Jay Patrick R. Santiago, Senior associate in Quisumbing Torres Law Offices and a member firm of Baker McKenzie International in Manila, the Philippines.,
Grace Ann C. Lazaro, Associate in Quisumbing Torres Law Offices and a member firm of Baker McKenzie International in Manila, the Philippines.
In 2018, the Philippines is the fourth freest economy in Southeast Asia, the 13th among 43 countries in the Asia-Pacific region, and the 61st in the world next to Spain. As of November 2017, the Philippine economy has grown over 6 percent for a ninth consecutive quarter. Indeed, the Philippines is emerging as one of this decade's economic stars with the World Bank predicting growth of more than 6 percent until 2019, underpinned by an ambitious infrastructure building programme and a young and growing population.

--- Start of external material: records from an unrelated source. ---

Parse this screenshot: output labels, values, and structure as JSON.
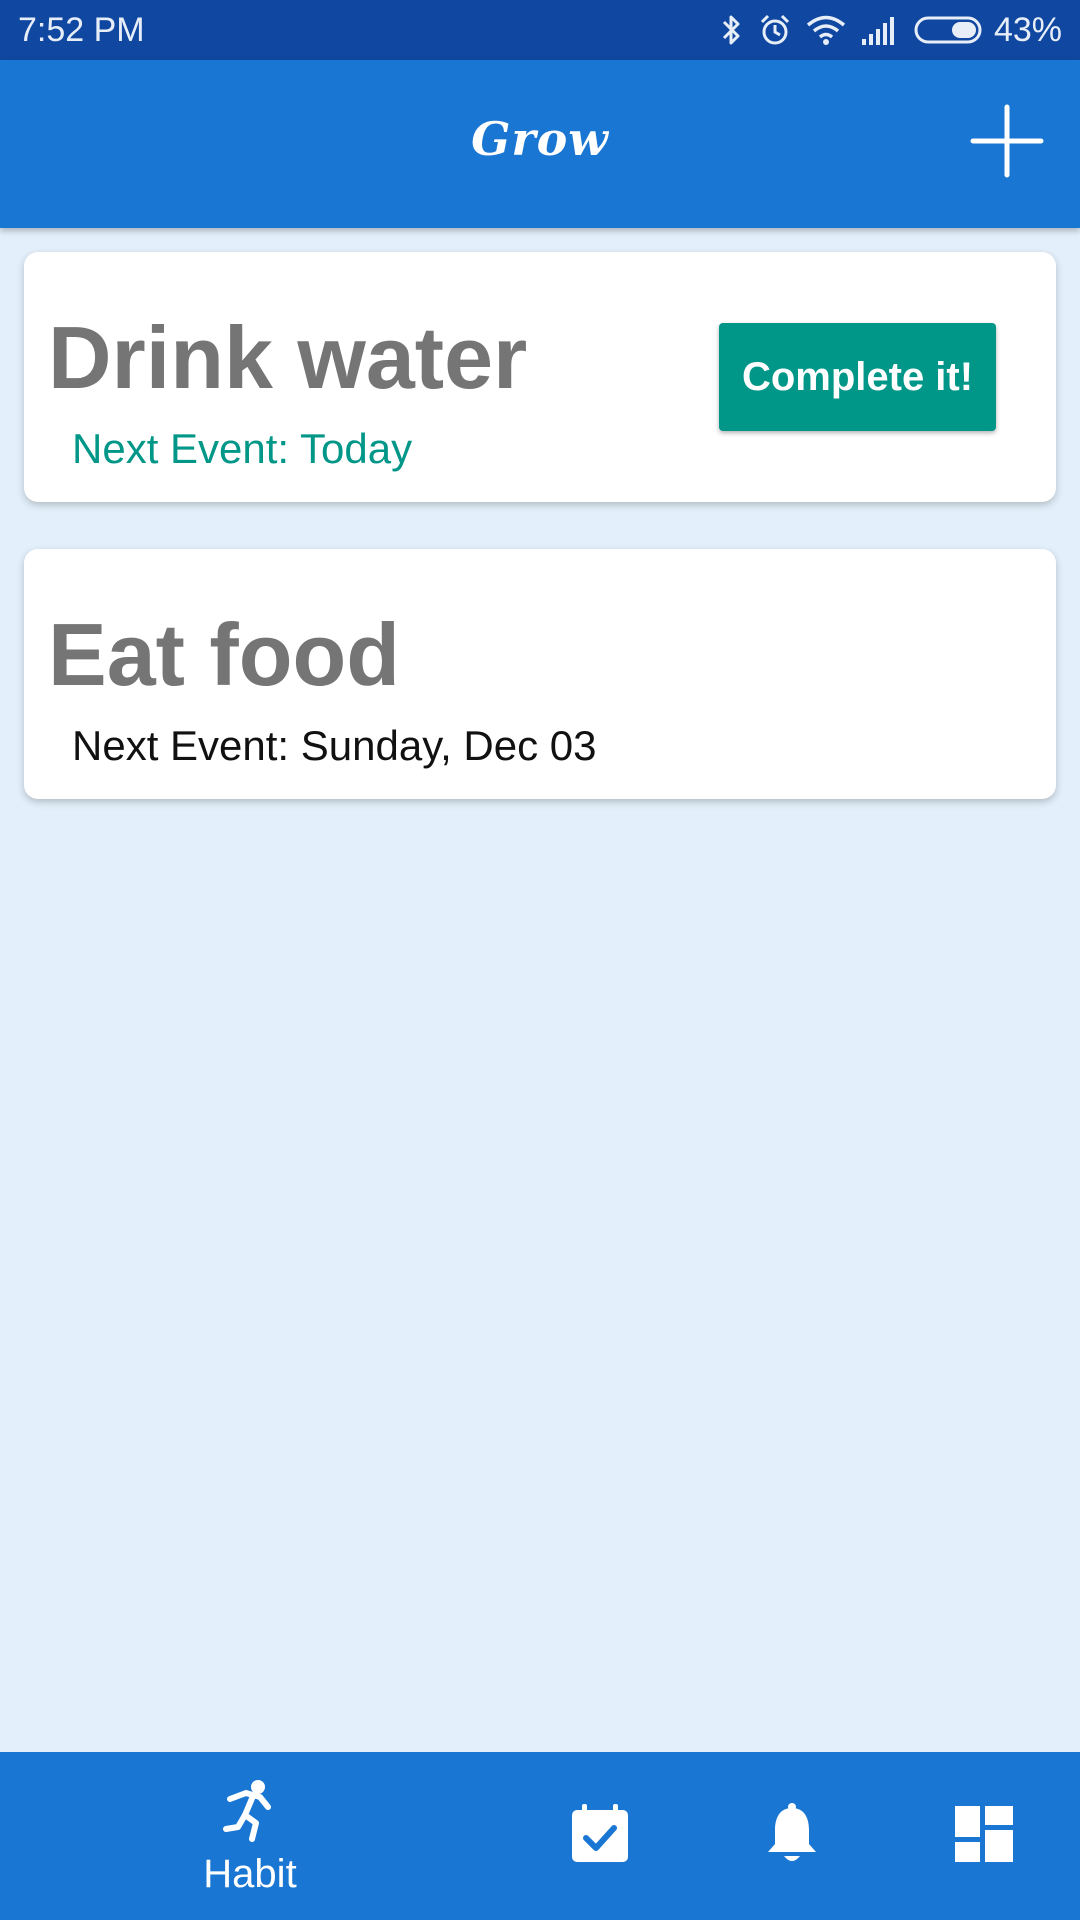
{
  "status_bar": {
    "time": "7:52  PM",
    "battery_percent": "43%",
    "battery_level": 0.43,
    "icons": [
      "bluetooth-icon",
      "alarm-icon",
      "wifi-icon",
      "signal-icon",
      "battery-icon"
    ]
  },
  "app_bar": {
    "title": "Grow",
    "add_icon": "plus-icon"
  },
  "habits": [
    {
      "title": "Drink water",
      "next_event": "Next Event: Today",
      "is_due": true,
      "action_label": "Complete it!"
    },
    {
      "title": "Eat food",
      "next_event": "Next Event: Sunday, Dec 03",
      "is_due": false
    }
  ],
  "bottom_nav": {
    "items": [
      {
        "label": "Habit",
        "icon": "running-person-icon",
        "active": true
      },
      {
        "icon": "calendar-check-icon"
      },
      {
        "icon": "bell-icon"
      },
      {
        "icon": "dashboard-icon"
      }
    ]
  },
  "colors": {
    "primary": "#1976D2",
    "primary_dark": "#0F47A1",
    "accent": "#009688",
    "background": "#E3F0FB",
    "card_title": "#757575"
  }
}
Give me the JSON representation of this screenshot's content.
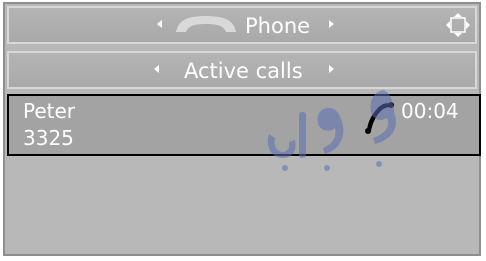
{
  "header": {
    "title": "Phone",
    "icon": "handset-icon"
  },
  "subheader": {
    "title": "Active calls"
  },
  "call": {
    "name": "Peter",
    "number": "3325",
    "duration": "00:04",
    "icon": "phone-active-icon"
  },
  "colors": {
    "background": "#b8b8b8",
    "text": "#ffffff",
    "selection_border": "#000000"
  }
}
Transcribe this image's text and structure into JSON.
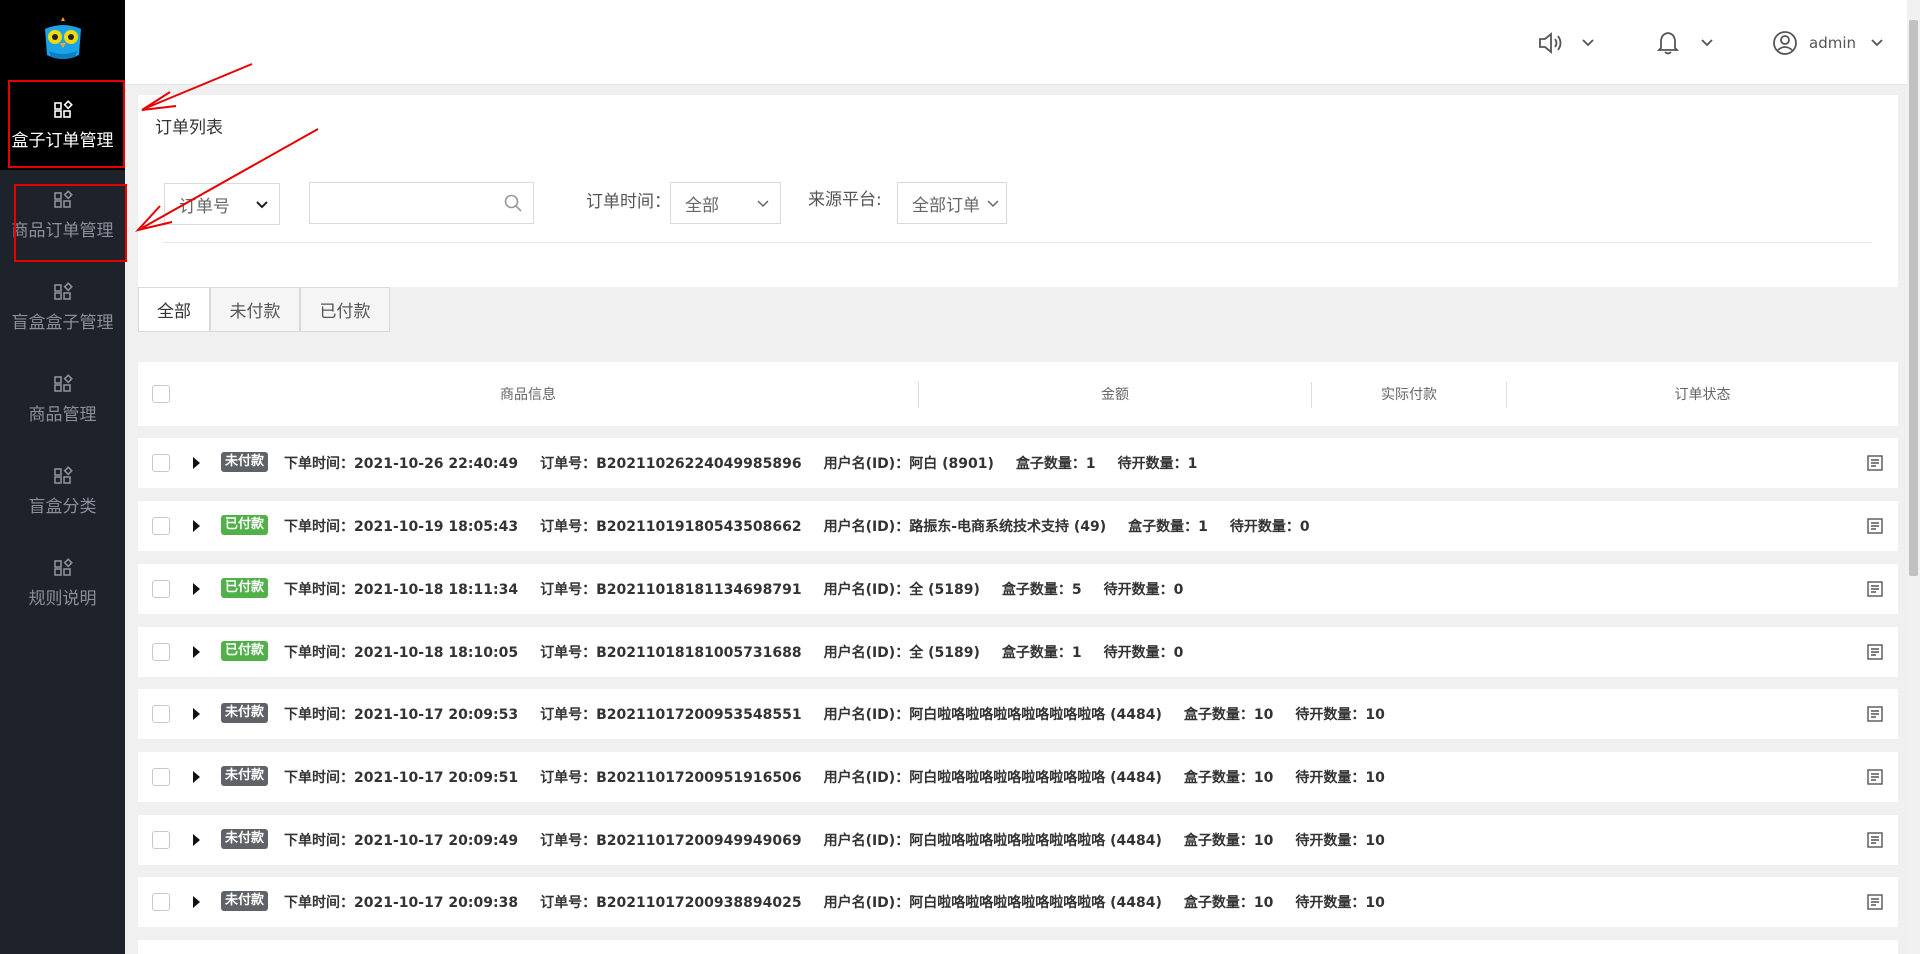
{
  "sidebar": {
    "items": [
      {
        "label": "盒子订单管理",
        "active": true
      },
      {
        "label": "商品订单管理",
        "active": false
      },
      {
        "label": "盲盒盒子管理",
        "active": false
      },
      {
        "label": "商品管理",
        "active": false
      },
      {
        "label": "盲盒分类",
        "active": false
      },
      {
        "label": "规则说明",
        "active": false
      }
    ]
  },
  "topbar": {
    "user": "admin",
    "icons": [
      "speaker-icon",
      "bell-icon",
      "user-icon"
    ]
  },
  "filters": {
    "title": "订单列表",
    "search_type": "订单号",
    "search_value": "",
    "time_label": "订单时间：",
    "time_value": "全部",
    "platform_label": "来源平台:",
    "platform_value": "全部订单"
  },
  "tabs": [
    "全部",
    "未付款",
    "已付款"
  ],
  "table": {
    "columns": [
      "商品信息",
      "金额",
      "实际付款",
      "订单状态"
    ],
    "rows": [
      {
        "status": "未付款",
        "time": "下单时间：2021-10-26 22:40:49",
        "order": "订单号：B20211026224049985896",
        "user": "用户名(ID)：阿白 (8901)",
        "boxes": "盒子数量：1",
        "pending": "待开数量：1"
      },
      {
        "status": "已付款",
        "time": "下单时间：2021-10-19 18:05:43",
        "order": "订单号：B20211019180543508662",
        "user": "用户名(ID)：路振东-电商系统技术支持 (49)",
        "boxes": "盒子数量：1",
        "pending": "待开数量：0"
      },
      {
        "status": "已付款",
        "time": "下单时间：2021-10-18 18:11:34",
        "order": "订单号：B20211018181134698791",
        "user": "用户名(ID)：全 (5189)",
        "boxes": "盒子数量：5",
        "pending": "待开数量：0"
      },
      {
        "status": "已付款",
        "time": "下单时间：2021-10-18 18:10:05",
        "order": "订单号：B20211018181005731688",
        "user": "用户名(ID)：全 (5189)",
        "boxes": "盒子数量：1",
        "pending": "待开数量：0"
      },
      {
        "status": "未付款",
        "time": "下单时间：2021-10-17 20:09:53",
        "order": "订单号：B20211017200953548551",
        "user": "用户名(ID)：阿白啦咯啦咯啦咯啦咯啦咯啦咯 (4484)",
        "boxes": "盒子数量：10",
        "pending": "待开数量：10"
      },
      {
        "status": "未付款",
        "time": "下单时间：2021-10-17 20:09:51",
        "order": "订单号：B20211017200951916506",
        "user": "用户名(ID)：阿白啦咯啦咯啦咯啦咯啦咯啦咯 (4484)",
        "boxes": "盒子数量：10",
        "pending": "待开数量：10"
      },
      {
        "status": "未付款",
        "time": "下单时间：2021-10-17 20:09:49",
        "order": "订单号：B20211017200949949069",
        "user": "用户名(ID)：阿白啦咯啦咯啦咯啦咯啦咯啦咯 (4484)",
        "boxes": "盒子数量：10",
        "pending": "待开数量：10"
      },
      {
        "status": "未付款",
        "time": "下单时间：2021-10-17 20:09:38",
        "order": "订单号：B20211017200938894025",
        "user": "用户名(ID)：阿白啦咯啦咯啦咯啦咯啦咯啦咯 (4484)",
        "boxes": "盒子数量：10",
        "pending": "待开数量：10"
      }
    ]
  },
  "colors": {
    "unpaid_badge": "#5f6368",
    "paid_badge": "#52b04a",
    "sidebar_bg": "#1e222b",
    "annotation_red": "#e60000"
  }
}
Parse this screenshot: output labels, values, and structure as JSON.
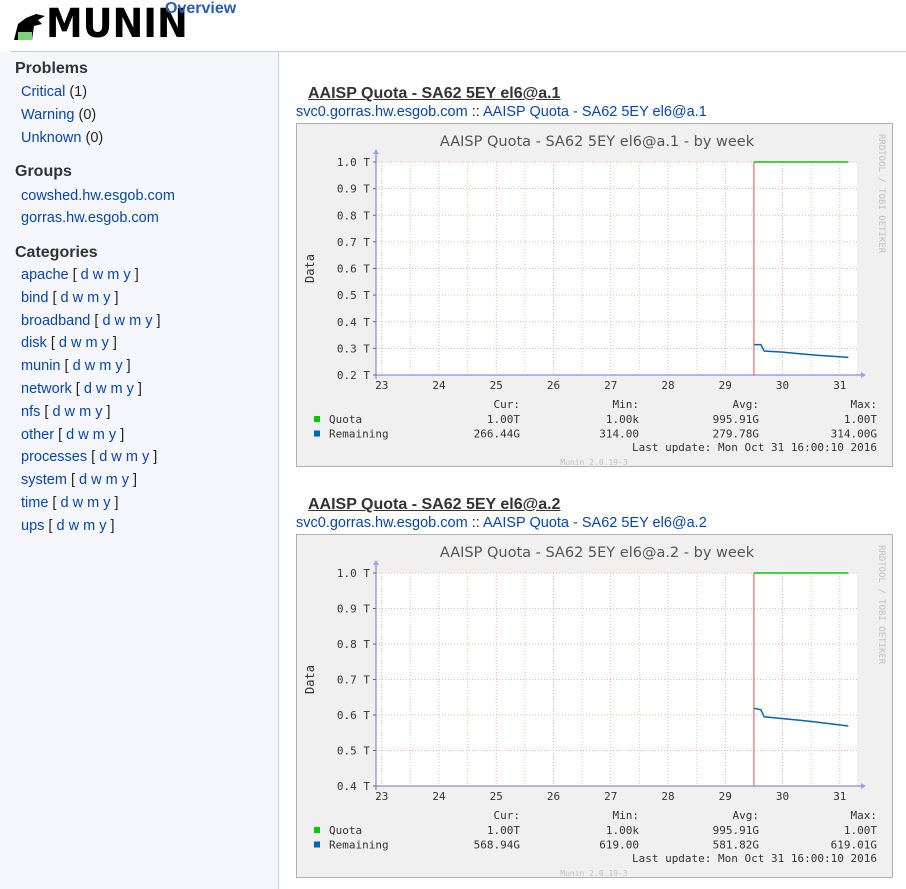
{
  "header": {
    "logo_text": "MUNIN",
    "overview_label": "Overview"
  },
  "sidebar": {
    "problems": {
      "heading": "Problems",
      "items": [
        {
          "label": "Critical",
          "count": "(1)"
        },
        {
          "label": "Warning",
          "count": "(0)"
        },
        {
          "label": "Unknown",
          "count": "(0)"
        }
      ]
    },
    "groups": {
      "heading": "Groups",
      "items": [
        "cowshed.hw.esgob.com",
        "gorras.hw.esgob.com"
      ]
    },
    "categories": {
      "heading": "Categories",
      "period_links": [
        "d",
        "w",
        "m",
        "y"
      ],
      "items": [
        "apache",
        "bind",
        "broadband",
        "disk",
        "munin",
        "network",
        "nfs",
        "other",
        "processes",
        "system",
        "time",
        "ups"
      ]
    }
  },
  "graphs": [
    {
      "title": "AAISP Quota - SA62 5EY el6@a.1",
      "crumb_host": "svc0.gorras.hw.esgob.com",
      "crumb_sep": "::",
      "crumb_service": "AAISP Quota - SA62 5EY el6@a.1",
      "chart_data": {
        "type": "line",
        "title": "AAISP Quota - SA62 5EY el6@a.1 - by week",
        "ylabel": "Data",
        "xlabel": "",
        "x_ticks": [
          "23",
          "24",
          "25",
          "26",
          "27",
          "28",
          "29",
          "30",
          "31"
        ],
        "y_ticks": [
          "1.0 T",
          "0.9 T",
          "0.8 T",
          "0.7 T",
          "0.6 T",
          "0.5 T",
          "0.4 T",
          "0.3 T",
          "0.2 T"
        ],
        "ylim": [
          0.2,
          1.0
        ],
        "xlim": [
          22.9,
          31.3
        ],
        "side_text": "RRDTOOL / TOBI OETIKER",
        "series": [
          {
            "name": "Quota",
            "color": "#00cc00",
            "x": [
              29.5,
              30.0,
              30.5,
              31.0,
              31.15
            ],
            "y": [
              1.0,
              1.0,
              1.0,
              1.0,
              1.0
            ]
          },
          {
            "name": "Remaining",
            "color": "#0066b3",
            "x": [
              29.5,
              29.62,
              29.68,
              29.85,
              30.0,
              30.3,
              30.6,
              30.9,
              31.15
            ],
            "y": [
              0.314,
              0.314,
              0.29,
              0.288,
              0.286,
              0.28,
              0.274,
              0.27,
              0.266
            ]
          }
        ],
        "stats_headers": [
          "Cur:",
          "Min:",
          "Avg:",
          "Max:"
        ],
        "stats": [
          {
            "name": "Quota",
            "values": [
              "1.00T",
              "1.00k",
              "995.91G",
              "1.00T"
            ]
          },
          {
            "name": "Remaining",
            "values": [
              "266.44G",
              "314.00",
              "279.78G",
              "314.00G"
            ]
          }
        ],
        "last_update": "Last update:  Mon Oct 31 16:00:10 2016",
        "footer": "Munin 2.0.19-3"
      }
    },
    {
      "title": "AAISP Quota - SA62 5EY el6@a.2",
      "crumb_host": "svc0.gorras.hw.esgob.com",
      "crumb_sep": "::",
      "crumb_service": "AAISP Quota - SA62 5EY el6@a.2",
      "chart_data": {
        "type": "line",
        "title": "AAISP Quota - SA62 5EY el6@a.2 - by week",
        "ylabel": "Data",
        "xlabel": "",
        "x_ticks": [
          "23",
          "24",
          "25",
          "26",
          "27",
          "28",
          "29",
          "30",
          "31"
        ],
        "y_ticks": [
          "1.0 T",
          "0.9 T",
          "0.8 T",
          "0.7 T",
          "0.6 T",
          "0.5 T",
          "0.4 T"
        ],
        "ylim": [
          0.4,
          1.0
        ],
        "xlim": [
          22.9,
          31.3
        ],
        "side_text": "RRDTOOL / TOBI OETIKER",
        "series": [
          {
            "name": "Quota",
            "color": "#00cc00",
            "x": [
              29.5,
              30.0,
              30.5,
              31.0,
              31.15
            ],
            "y": [
              1.0,
              1.0,
              1.0,
              1.0,
              1.0
            ]
          },
          {
            "name": "Remaining",
            "color": "#0066b3",
            "x": [
              29.5,
              29.62,
              29.68,
              29.85,
              30.0,
              30.3,
              30.6,
              30.9,
              31.15
            ],
            "y": [
              0.619,
              0.615,
              0.595,
              0.592,
              0.59,
              0.585,
              0.58,
              0.574,
              0.569
            ]
          }
        ],
        "stats_headers": [
          "Cur:",
          "Min:",
          "Avg:",
          "Max:"
        ],
        "stats": [
          {
            "name": "Quota",
            "values": [
              "1.00T",
              "1.00k",
              "995.91G",
              "1.00T"
            ]
          },
          {
            "name": "Remaining",
            "values": [
              "568.94G",
              "619.00",
              "581.82G",
              "619.01G"
            ]
          }
        ],
        "last_update": "Last update:  Mon Oct 31 16:00:10 2016",
        "footer": "Munin 2.0.19-3"
      }
    }
  ]
}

With approximately 60 percent of the population within the age bracket of 15 – 64 years, a literacy rate of over 95 percent, and an English-speaking population, the Philippines has the manpower to fuel further economic growth.
In addition to manpower, the Philippines has a robust domestic and international legal investment regime that aims to ensure and promote investment development, growth and protection. This chapter tackles the legal protections available to a foreign investor in the Philippines, including (i) substantive protections under both domestic laws and investment treaties; and (ii) procedural protections under investor-state dispute settlement (ISDS) remedies. The chapter will also deal with legal trends and future developments in the Philippines relating to foreign investments and ISDS.
FOREIGN INVESTMENT: NATIONAL AND INTERNATIONAL LEGAL REGIMES
NATIONAL LEGAL REGIME
The Philippines encourages foreign investments as reflected in various laws, regulations and court decisions. As of January 2018, according to the Board of Investments (BOI), there are approximately 123 investment-related laws and 14 investment promotion agencies in the Philippines, e.g. the Philippine Economic Zone Authority (PEZA) and other special economic zones. The most important investment-related laws are described below.
Commonwealth Act No. 108: The Anti-Dummy Law (ADL)
The ADL provides that in all cases in which any constitutional or legal provision requires Philippine or any other specific citizenship as a requisite for the exercise or enjoyment of a right, franchise or privilege, any citizen of the Philippines or of any other specific country who allows his name or citizenship to be used for the purpose of evading such provision, and any alien or foreigner profiting thereby, shall be punished by imprisonment and/or by a fine.